The Meaning of Tyarnendaraj
Tyarnendaraj is one of the religious holidays of the Armenian Apostolic Church celebrated on February 13th. It symbolizes devotion of 40-day old Jesus Christ to the Church. On February 13th, the evening service concludes with a blessing of fields and orchards announcing the end of winter and beginning of spring. With a blessed spark from church lanterns, they burn big fires in churchyards, symbolizing the light of God. And on these big fires originated from the lanterns and blessed with God’s light, the newlywed jump over, believing that they get the blessing too. This is why Tyarnendaraj is called newlyweds’ holiday.

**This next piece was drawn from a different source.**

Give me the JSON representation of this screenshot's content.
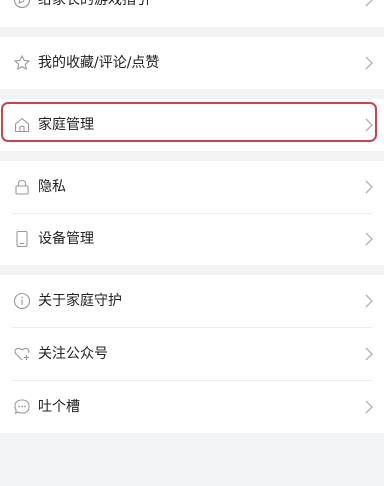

Like for all holidays, for this one too, Armenian families start getting prepared in advance. The housewives are particularly busy. Several days before the event they cook “khashil” (a dish prepared from stir-fried flour, butter, and yogurt), “harissa” (grain and chicken dish), “halva”, “aghandz” (pan-fried grain, chickpeas, and other legumes), and various dishes from dried fruits and vegetables. Aside from the kitchen things, housewives also prepare gifts for the newlyweds.
When the holiday table is ready the head of the household lights the fire from the spark brought from church, and all the family members, relatives and neighbors gather around it. Going in rounds, singing folk songs and dancing folk dances the newlywed couple jumps over the fire. By the way, it is particularly common on Tyarnendaraj to perform a dance called “gyovnd”, a dance which is performed with a closed circle of dancers. The name of “gyovnd” comes from the Armenian word “gund” (ball) which symbolizes the community, unified and closed against all evil forces.
When the newlywed or engaged couples jump over the fire, others come close to the fire too. According to the tradition all the present jump over it too, and then get a treat at the house where the ceremony was organized. Tyarnendaraj holiday concludes with a lavish feast around a big table with blessings and good wishes from the family to the newlyweds.